Cherokee Nation’s Health System receives HIV services grant

Dr. Jorge Mera and his amazing team at Cherokee Nation Health Services. Photo provided.

Dr. Jorge Mera and his team at Cherokee Nation Health Services. Photo provided.


by Robin Dorner
Editor in Chief

Cherokee Nation’s Health Services, which includes ten health centers and W.W. Hastings Hospital in northeastern Oklahoma, has received a grant to increase HIV education, testing and to better utilize preventative services, such as PrEP (pre-exposure prophylaxis).

“The grant basically provides us with the necessary funding to inform the public and medical providers of the status of the HIV epidemic in our region,” said Jorge Mera MD, FACP, and the Director of Infectious Diseases at Cherokee Nation Health Services.

“Further, it allows us to implement the interventions that are necessary to decrease the burden of HIV and hopefully eliminate it from our tribal communities. It will also provide the resources to expand our HIV screening, as well as the HIV pre-exposure prophylaxis (PrEP) preventative services.”

He said in order to do more testing, you need to educate the public and providers about the importance of the testing, and to have the resources available to carry it out, which is what the grant provides.

“HIV screenings are carried out throughout the Cherokee Nation’s health system, but PrEP is only available in the new Cherokee Nation Outpatient Health Center in Tahlequah,” said Dr. Mera. “It is our intention to expand PrEP services to all the outlying Cherokee Nation health centers”.

They will primarily be targeting the 14 counties within Cherokee Nation but will also build partnerships with Indian Health Service-funded clinics in Tulsa and Oklahoma City.

“Oklahoma was among one of seven states with the fastest growing number of new HIV cases which is concerning to the Cherokee Nation,” said Mera. “I think the immediate benefit is to be able to offer PrEP immediately to tribal citizens who were not aware of this service or did not have access to it. This will certainly protect these tribal citizens from acquiring HIV.

“Also, like other areas in the US, many patients who are HIV positive do not know their status,” he added. “By increasing HIV testing we will be able to identify these individuals and offer them HIV treatment, so they can have a healthier life and not transmit HIV to others. Most individuals who know their HIV status do not transmit HIV; the problem is individuals who do not know their status.”

He said the long-term benefits are to improve the health of the Cherokee Nation and American Indian population.

The grant was originally given for 12 months ending in the fall of 2020, and is a grant awarded by Indian Health Service.
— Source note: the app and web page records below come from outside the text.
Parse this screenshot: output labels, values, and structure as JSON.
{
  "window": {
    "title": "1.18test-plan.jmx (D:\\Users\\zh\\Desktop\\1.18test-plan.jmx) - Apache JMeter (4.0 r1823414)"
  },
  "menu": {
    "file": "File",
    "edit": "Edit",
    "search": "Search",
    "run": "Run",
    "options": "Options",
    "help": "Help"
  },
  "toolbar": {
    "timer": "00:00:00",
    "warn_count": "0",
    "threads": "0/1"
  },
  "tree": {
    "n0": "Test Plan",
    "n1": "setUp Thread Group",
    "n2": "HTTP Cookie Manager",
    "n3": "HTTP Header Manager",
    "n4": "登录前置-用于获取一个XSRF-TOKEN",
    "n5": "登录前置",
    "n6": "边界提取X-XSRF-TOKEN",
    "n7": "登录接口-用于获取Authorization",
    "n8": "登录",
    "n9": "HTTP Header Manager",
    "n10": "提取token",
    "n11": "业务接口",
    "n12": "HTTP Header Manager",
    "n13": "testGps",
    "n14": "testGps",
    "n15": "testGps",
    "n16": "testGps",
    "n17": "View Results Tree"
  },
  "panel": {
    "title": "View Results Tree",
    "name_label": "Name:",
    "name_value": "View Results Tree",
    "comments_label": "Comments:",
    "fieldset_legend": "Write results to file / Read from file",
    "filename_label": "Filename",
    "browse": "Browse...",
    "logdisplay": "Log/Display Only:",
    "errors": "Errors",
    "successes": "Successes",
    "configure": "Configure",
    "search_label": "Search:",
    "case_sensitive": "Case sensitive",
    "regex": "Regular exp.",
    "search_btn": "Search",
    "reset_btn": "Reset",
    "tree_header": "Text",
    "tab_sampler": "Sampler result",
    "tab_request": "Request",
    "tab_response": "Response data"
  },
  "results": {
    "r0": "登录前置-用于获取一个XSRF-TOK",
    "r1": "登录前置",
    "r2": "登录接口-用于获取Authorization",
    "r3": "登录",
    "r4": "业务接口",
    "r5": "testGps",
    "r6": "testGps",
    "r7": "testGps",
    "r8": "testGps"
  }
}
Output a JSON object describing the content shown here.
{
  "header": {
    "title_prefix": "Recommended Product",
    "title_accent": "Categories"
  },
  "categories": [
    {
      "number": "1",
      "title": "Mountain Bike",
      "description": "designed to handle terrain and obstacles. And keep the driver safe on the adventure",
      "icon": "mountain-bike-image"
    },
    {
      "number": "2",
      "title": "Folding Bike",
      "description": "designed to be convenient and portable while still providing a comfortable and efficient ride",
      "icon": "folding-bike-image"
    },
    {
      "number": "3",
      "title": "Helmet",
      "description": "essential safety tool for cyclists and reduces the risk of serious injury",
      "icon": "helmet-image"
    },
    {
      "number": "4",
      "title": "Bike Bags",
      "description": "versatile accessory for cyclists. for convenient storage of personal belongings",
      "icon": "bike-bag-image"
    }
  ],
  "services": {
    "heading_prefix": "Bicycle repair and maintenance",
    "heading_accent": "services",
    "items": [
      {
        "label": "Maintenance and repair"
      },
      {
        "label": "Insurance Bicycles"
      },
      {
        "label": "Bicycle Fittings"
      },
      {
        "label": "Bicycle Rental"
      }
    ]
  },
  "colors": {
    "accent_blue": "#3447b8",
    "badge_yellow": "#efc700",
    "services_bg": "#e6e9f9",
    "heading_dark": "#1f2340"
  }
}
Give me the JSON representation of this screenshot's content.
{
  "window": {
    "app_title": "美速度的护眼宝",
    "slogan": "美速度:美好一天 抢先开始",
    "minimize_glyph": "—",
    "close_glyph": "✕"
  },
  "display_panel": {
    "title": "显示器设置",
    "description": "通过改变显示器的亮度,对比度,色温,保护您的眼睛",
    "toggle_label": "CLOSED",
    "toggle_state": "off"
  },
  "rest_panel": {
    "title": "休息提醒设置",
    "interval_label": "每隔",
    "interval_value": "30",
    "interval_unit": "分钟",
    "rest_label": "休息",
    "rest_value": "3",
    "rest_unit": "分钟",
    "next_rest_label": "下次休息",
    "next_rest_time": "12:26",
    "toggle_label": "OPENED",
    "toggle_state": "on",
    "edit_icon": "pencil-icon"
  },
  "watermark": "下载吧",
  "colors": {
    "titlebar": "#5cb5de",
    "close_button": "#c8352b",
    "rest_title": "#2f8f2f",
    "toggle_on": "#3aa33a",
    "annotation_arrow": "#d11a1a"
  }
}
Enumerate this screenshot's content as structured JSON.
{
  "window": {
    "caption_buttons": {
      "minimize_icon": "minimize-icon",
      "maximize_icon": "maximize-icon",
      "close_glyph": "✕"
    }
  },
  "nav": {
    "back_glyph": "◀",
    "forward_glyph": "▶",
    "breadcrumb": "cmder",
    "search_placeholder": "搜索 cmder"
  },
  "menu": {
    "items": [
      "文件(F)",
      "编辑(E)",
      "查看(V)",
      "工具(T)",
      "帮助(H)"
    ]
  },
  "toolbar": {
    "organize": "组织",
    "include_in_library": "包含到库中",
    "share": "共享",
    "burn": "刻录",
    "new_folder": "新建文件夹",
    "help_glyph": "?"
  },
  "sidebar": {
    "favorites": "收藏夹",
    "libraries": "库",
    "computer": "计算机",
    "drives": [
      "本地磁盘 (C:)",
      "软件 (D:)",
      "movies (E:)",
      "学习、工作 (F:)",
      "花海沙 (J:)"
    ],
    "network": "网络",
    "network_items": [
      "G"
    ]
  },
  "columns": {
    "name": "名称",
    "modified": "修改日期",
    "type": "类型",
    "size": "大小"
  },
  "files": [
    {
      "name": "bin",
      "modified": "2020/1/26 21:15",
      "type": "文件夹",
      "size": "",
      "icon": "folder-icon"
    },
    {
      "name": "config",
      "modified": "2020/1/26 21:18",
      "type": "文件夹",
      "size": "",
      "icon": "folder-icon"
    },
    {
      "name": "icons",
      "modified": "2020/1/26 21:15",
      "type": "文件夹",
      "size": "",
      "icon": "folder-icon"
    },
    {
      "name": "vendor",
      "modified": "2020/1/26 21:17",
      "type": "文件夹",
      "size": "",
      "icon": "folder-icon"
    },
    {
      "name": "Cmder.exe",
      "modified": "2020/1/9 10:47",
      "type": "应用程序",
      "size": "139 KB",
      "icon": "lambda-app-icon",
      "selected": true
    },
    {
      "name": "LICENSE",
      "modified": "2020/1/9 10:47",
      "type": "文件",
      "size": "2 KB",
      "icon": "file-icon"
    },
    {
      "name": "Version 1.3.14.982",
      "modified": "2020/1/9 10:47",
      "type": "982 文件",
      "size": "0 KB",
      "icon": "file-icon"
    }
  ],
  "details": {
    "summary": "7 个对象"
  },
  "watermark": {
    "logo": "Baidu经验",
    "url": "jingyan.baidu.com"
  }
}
“We qualified because of our proven track record in Hepatitis C screening and elimination among our tribal citizens,” said Mera. “In the past five years we have rolled out an HCV elimination program that has been very successful and I think that was the reason that IHS chose us to carry out the “End the HIV Epidemic” program in our community.”

Cherokee Nation Health Services has recently opened the largest tribal outpatient health center in the country.

“Cherokee Nation’s reputation for having a model and modern tribal health care system in which we can track our patients definitely helped us get the grant,” Mera said. “Cherokee Nation has a wonderful and innovative group of leaders, administrators and health care personnel that can make this program a success.”

Mera reiterated that Oklahoma is one of the seven states in the US with the highest incidence of HIV.

“Additionally, in the US, there has been an increase in HIV in Native Americans communities between 2010 and 2016,” he said. “I think it is very important that we do everything we can to test and diagnose those individuals who are HIV positive and do not know their status, so we can engage them in treatment.”

He said the grant is also important because Cherokee Nation Health Services can now offer PrEP for those at higher risk of acquiring HIV through sexual transmission and injection drug use, so they do not acquire HIV. 

“The bottom line is the Cherokee Nation wants to keep our communities and tribal citizens healthy.”

In light of COVID 19 epidemic, people will be encouraged to stay at home to protect themselves, and less individuals will be accessing health services.

“We will still be offering HIV testing and PrEP, so if anyone is interested in these services please call our hotline and we will make arrangements for that individual to receive testing and/or PrEP services the safest way possible.”

The Cherokee Nation Health Services hotline number is 1-844-PREP-STI (1-844-773-7784).  If you do not get an immediate answer, please leave a message and someone will get back with you. To learn more about the Cherokee Nation, please visit

Copyright The Gayly 4/27/2020 @ 5:08 p.m. CST.